EXCERPTED RECORDS:

*** Begin section ***

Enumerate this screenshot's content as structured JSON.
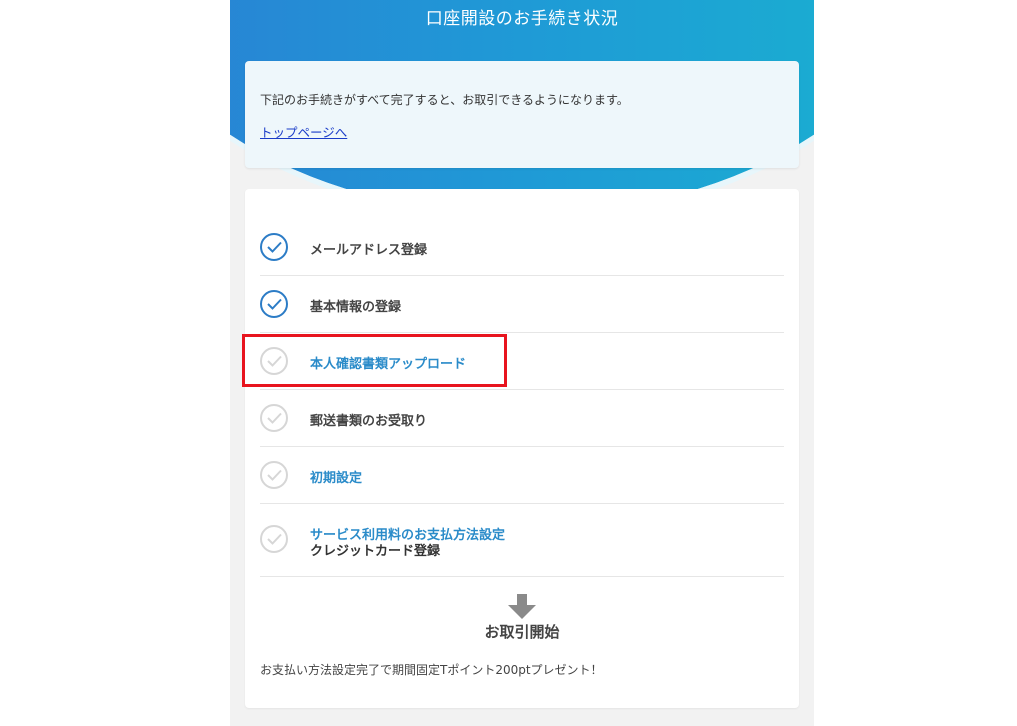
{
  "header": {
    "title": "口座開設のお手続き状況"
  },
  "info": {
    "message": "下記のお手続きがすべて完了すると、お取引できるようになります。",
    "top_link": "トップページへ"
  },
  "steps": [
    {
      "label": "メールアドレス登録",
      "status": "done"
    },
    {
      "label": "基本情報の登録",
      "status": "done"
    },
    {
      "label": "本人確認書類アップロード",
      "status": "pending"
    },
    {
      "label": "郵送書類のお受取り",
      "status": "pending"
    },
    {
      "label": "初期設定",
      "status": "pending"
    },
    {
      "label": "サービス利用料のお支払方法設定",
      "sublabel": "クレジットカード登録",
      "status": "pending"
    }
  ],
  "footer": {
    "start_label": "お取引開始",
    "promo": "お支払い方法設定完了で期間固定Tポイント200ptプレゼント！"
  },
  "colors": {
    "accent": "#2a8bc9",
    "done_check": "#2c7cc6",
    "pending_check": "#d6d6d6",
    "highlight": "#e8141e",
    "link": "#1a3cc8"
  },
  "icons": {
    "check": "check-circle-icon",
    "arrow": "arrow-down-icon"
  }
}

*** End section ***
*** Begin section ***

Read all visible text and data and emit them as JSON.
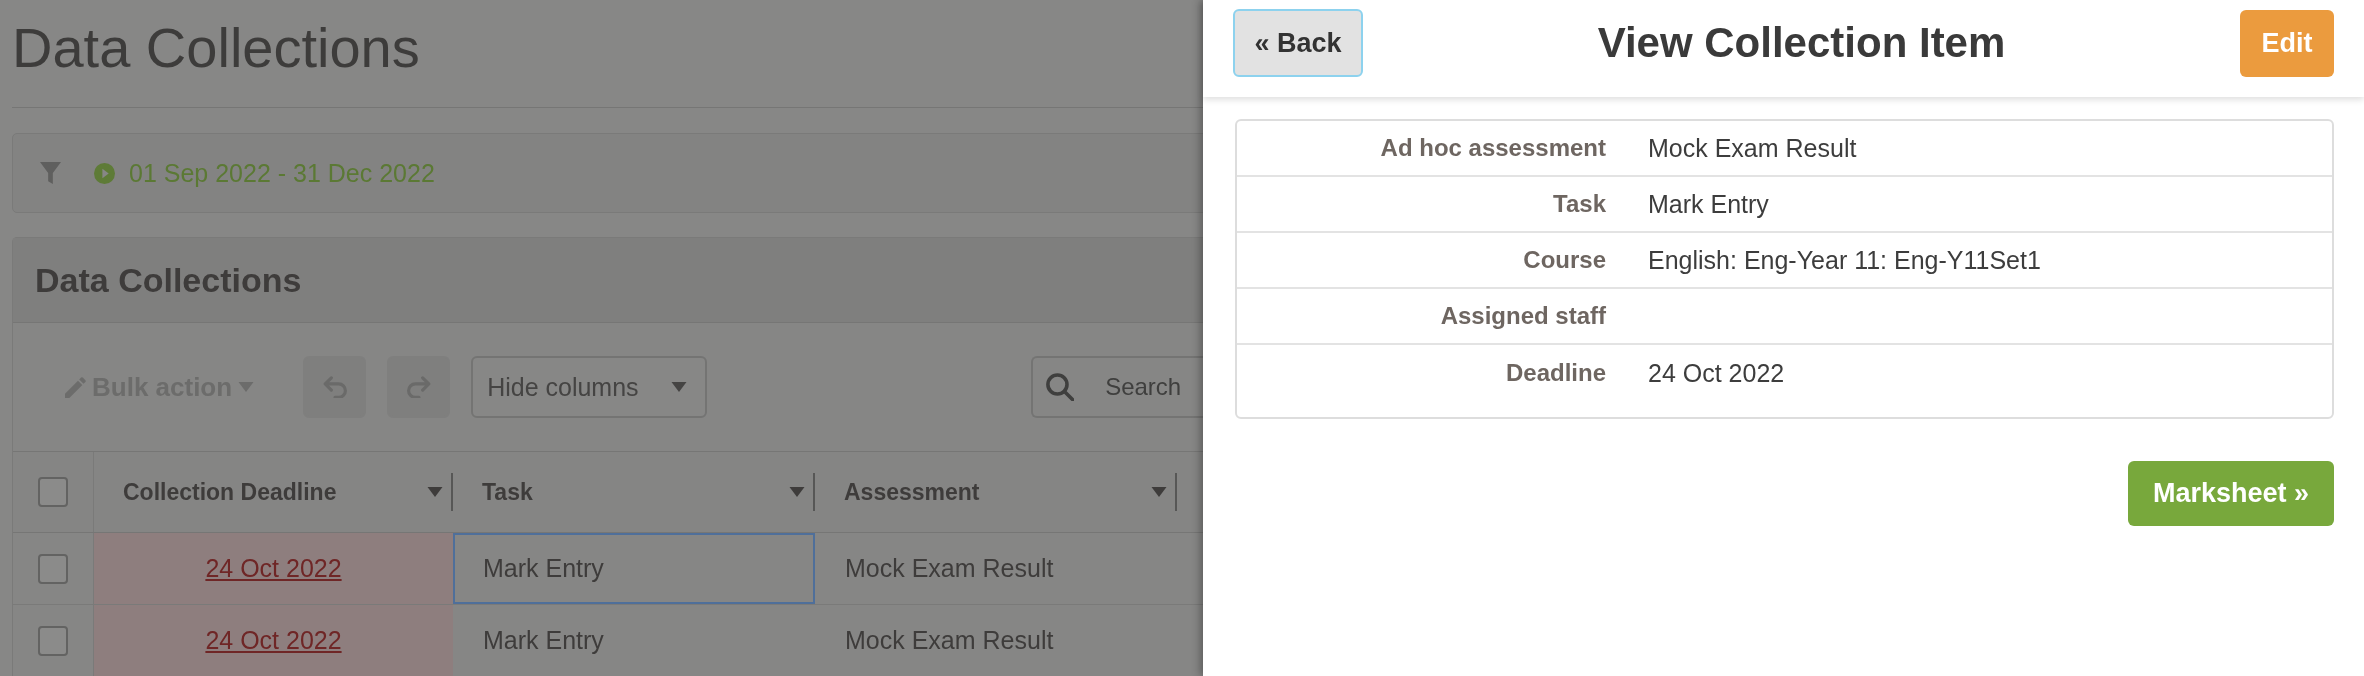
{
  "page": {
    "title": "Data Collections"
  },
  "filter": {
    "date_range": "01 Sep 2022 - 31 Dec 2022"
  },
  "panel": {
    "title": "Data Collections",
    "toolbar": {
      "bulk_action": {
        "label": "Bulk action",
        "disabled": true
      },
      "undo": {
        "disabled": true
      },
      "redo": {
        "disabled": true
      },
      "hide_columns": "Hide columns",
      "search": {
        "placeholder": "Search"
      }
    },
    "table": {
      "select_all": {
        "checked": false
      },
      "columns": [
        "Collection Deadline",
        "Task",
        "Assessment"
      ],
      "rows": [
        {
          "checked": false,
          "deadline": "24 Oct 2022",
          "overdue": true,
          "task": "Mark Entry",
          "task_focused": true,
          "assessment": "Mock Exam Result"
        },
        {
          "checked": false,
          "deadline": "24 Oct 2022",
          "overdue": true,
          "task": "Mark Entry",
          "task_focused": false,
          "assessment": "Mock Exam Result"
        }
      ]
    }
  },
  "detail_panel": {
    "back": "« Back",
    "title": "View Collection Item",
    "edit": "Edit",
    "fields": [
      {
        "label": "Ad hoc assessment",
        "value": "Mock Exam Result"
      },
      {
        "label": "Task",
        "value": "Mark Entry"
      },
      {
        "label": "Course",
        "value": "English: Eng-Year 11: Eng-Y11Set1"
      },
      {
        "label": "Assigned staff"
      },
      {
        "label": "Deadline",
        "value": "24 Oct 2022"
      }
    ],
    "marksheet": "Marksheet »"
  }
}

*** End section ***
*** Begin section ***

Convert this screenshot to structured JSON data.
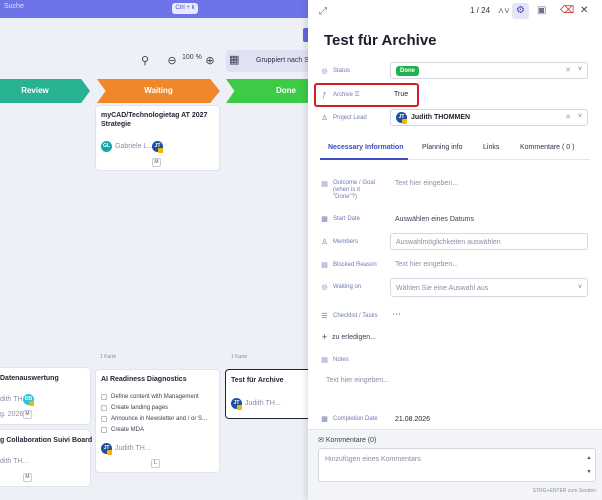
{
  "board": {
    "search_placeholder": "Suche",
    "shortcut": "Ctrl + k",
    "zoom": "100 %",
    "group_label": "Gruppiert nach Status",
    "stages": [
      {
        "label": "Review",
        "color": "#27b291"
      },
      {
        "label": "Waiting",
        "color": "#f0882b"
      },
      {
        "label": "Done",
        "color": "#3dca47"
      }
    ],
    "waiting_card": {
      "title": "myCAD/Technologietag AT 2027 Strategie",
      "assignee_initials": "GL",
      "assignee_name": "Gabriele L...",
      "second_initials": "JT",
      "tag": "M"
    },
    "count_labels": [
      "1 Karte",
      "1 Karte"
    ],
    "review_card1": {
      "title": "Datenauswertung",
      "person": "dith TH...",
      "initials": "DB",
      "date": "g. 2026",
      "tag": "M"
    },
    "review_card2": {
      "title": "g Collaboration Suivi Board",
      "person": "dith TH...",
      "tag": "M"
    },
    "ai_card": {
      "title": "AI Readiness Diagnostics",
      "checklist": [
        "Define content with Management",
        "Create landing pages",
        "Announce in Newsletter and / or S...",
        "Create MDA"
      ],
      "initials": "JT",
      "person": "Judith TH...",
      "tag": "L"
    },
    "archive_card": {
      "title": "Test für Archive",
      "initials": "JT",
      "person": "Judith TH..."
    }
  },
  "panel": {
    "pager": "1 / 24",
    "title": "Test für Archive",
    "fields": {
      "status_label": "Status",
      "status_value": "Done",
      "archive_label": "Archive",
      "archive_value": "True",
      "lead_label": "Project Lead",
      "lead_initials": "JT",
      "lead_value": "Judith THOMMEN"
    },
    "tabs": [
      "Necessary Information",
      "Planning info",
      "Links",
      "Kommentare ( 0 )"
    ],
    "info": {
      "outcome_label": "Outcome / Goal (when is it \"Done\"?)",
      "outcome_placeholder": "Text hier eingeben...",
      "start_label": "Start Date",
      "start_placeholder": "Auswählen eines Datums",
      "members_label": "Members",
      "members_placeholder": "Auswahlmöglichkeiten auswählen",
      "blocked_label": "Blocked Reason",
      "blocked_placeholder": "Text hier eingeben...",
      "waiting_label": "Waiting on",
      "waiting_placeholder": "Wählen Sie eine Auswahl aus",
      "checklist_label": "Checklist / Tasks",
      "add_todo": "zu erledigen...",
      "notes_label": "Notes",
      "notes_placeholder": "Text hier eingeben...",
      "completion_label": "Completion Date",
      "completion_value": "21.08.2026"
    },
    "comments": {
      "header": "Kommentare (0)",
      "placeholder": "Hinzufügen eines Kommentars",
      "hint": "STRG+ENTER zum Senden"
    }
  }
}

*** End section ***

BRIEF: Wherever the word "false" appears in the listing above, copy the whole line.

ANSWER TO THIS EXERCISE:
        "checked": false
          "checked": false,
          "checked": false,
          "task_focused": false,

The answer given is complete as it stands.